From the Stone Age to Humanism
For millennia humans existed as hunter-gathers; they saw themselves as part of the natural world and worshipped spirits of nature. As humanity developed agriculture and farming, we faced our first existential dilemma. Agriculture gave us power over plants and animals, life and death. Given this power, did it make sense to see ourselves as part of the natural order, or were we above it? Harari suggests, in response to this identity crisis, we invented new religions which assigned humans divine authority over nature. This provided a satisfying rationale for our place in the universe and our position as masters of the natural world.
Eventually this rationale was challenged by the Scientific Revolution. Science improved our understanding of the world around us and made supernatural explanations obsolete. But this created a new existential dilemma. If supernatural explanations were no longer needed, then what was our purpose? Harari posits we found the answer by looking inward. We found meaning in the human experience, giving rise to Humanism. Instead of relying on a higher power to define concepts like goodness and beauty, humanism taught that these concepts were defined internally, best captured in credos like “beauty is in the eye of the beholder” and “think for yourself.”
From Free Will to Algorithms

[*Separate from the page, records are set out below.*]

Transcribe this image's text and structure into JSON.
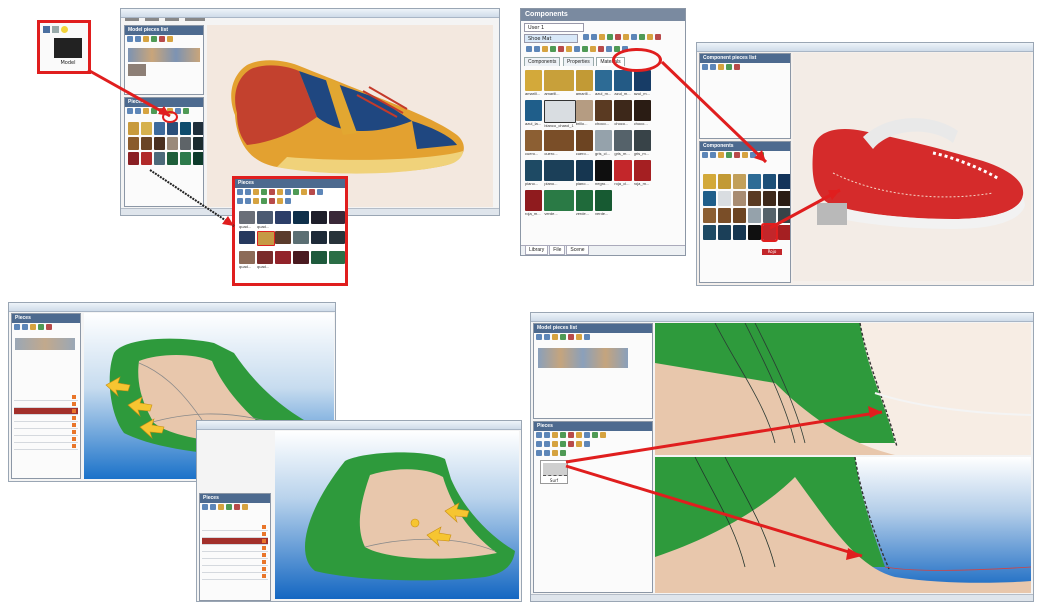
{
  "q1": {
    "picker_caption": "Model",
    "panels": {
      "model_pieces": "Model pieces list",
      "pieces": "Pieces"
    },
    "zoom_items": [
      "quad...",
      "quad...",
      "quad...",
      "quad..."
    ]
  },
  "q2": {
    "components_title": "Components",
    "user_select": "User 1",
    "type_select": "Shoe Mat",
    "tabs": {
      "components": "Components",
      "properties": "Properties",
      "materials": "Materials"
    },
    "swatches": [
      "amarill...",
      "amarill...",
      "amarill...",
      "azul_m...",
      "azul_m...",
      "azul_m...",
      "azul_la...",
      "blanco_charol_1",
      "brillo...",
      "choco...",
      "choco...",
      "choco...",
      "cuero...",
      "cuero...",
      "cuero...",
      "gris_cl...",
      "gris_m...",
      "gris_m...",
      "piano...",
      "piano...",
      "piano...",
      "negro...",
      "roja_cl...",
      "roja_m...",
      "roja_m...",
      "verde...",
      "verde...",
      "verde..."
    ],
    "bottom_tabs": [
      "Library",
      "File",
      "Scene"
    ],
    "small_panels": {
      "component_pieces": "Component pieces list",
      "components": "Components"
    },
    "selected_swatch": "Rojo"
  },
  "q3": {
    "panel_title": "Pieces"
  },
  "q4": {
    "panels": {
      "model_pieces": "Model pieces list",
      "pieces": "Pieces"
    },
    "piece_caption": "Surf"
  },
  "colors": {
    "highlight": "#e01e1e",
    "arrow_yellow": "#f6c531",
    "shoe_green": "#2e9a3c",
    "shoe_skin": "#e8c7ac"
  }
}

Humanism, as we practice it today, is founded on the belief in Free Will. This is reflected in our laws, economy, and government. However, modern science is undermining this belief. While we each experience an internal narration and “feel” like we make decisions, this may in fact be an illusion. There is a very real possibility that humans are merely complex biochemical algorithms.

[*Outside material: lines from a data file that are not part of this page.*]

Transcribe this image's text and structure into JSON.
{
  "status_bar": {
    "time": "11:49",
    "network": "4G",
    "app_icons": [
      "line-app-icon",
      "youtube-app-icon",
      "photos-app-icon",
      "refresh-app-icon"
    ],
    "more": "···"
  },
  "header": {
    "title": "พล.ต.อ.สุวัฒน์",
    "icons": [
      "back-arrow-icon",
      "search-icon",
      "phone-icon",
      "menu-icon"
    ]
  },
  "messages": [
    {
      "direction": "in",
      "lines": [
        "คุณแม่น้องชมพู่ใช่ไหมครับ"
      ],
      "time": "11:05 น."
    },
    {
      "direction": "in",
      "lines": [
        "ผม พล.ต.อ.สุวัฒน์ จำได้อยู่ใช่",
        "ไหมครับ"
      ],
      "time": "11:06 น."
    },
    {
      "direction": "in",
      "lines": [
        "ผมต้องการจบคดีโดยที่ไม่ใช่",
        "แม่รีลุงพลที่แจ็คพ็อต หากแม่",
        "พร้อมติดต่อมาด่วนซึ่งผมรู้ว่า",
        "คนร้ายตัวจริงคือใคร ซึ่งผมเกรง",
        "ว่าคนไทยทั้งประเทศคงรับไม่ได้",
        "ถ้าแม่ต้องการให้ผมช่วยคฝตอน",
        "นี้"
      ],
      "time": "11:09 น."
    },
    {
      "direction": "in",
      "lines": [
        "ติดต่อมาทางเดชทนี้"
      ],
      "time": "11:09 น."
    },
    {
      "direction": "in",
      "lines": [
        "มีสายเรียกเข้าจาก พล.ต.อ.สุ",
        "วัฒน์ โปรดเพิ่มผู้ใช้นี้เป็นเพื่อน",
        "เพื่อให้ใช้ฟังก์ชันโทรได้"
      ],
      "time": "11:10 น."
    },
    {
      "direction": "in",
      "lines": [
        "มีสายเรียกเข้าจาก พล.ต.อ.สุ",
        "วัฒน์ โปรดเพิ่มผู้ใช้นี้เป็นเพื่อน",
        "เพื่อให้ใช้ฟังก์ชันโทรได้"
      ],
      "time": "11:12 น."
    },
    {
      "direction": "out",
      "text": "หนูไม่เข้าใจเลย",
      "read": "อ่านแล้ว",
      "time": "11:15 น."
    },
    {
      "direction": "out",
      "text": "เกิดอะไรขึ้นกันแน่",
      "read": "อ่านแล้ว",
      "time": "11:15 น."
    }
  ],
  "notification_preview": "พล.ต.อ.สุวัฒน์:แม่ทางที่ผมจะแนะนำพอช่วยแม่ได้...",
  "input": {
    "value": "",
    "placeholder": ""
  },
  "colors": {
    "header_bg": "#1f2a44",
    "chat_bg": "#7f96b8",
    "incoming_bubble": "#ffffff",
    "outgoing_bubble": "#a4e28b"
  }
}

If true, then theoretically if you modeled all the data being consumed, how it is processed and ultimately interpreted, then you could accurately predict human behavior. While it might sound like science fiction, this is already being applied today by most of the major tech firms. When Netflix suggests a movie you might enjoy based on your past selections, it is doing so by modeling your behavior against millions of others to predict what someone like you will probably like.
This focus on data, Harari suggests, is giving rise to a new religion, which he calls Dataism. Dataism seeks to define the universe as data flows and values phenomena as it relates to data processing. Advancements in computer science and artificial intelligence (AI) are giving rise to non-conscious algorithms and creating humanity’s next existential dilemma. Under dataism, where value is attributed to processing power, humanity may find itself undervalued by its own creations as the processing limits of biochemical algorithms are eclipsed by electronic algorithms. Harari closes his book with three questions to consider as we move forward:
1. Are organisms really just algorithms, and is life really just data processing?
2. What’s more valuable — intelligence or consciousness?
3. What will happen to society, politics and daily life when non-conscious but highly intelligent algorithms know us better than we know ourselves?
Challenges for the Secular Community
I think these are important questions for our community to think about. While AI may outperform humans in data processing, they will not replace the need for love and community, although people are definitely trying. Humans are social creatures and, in the best case scenario, freed from menial tasks we will be able to spend more time building meaningful relationships and caring for one another. The major challenge for us, I believe, will be creating social structures to ensure that the gains from AI are not limited to a few algorithm-owning individuals. A few ideas are floating around, such as universal basic income (see Finland’s experiment) and platform co-ops. If human hands solve human problems, then this is something we should be all be working towards.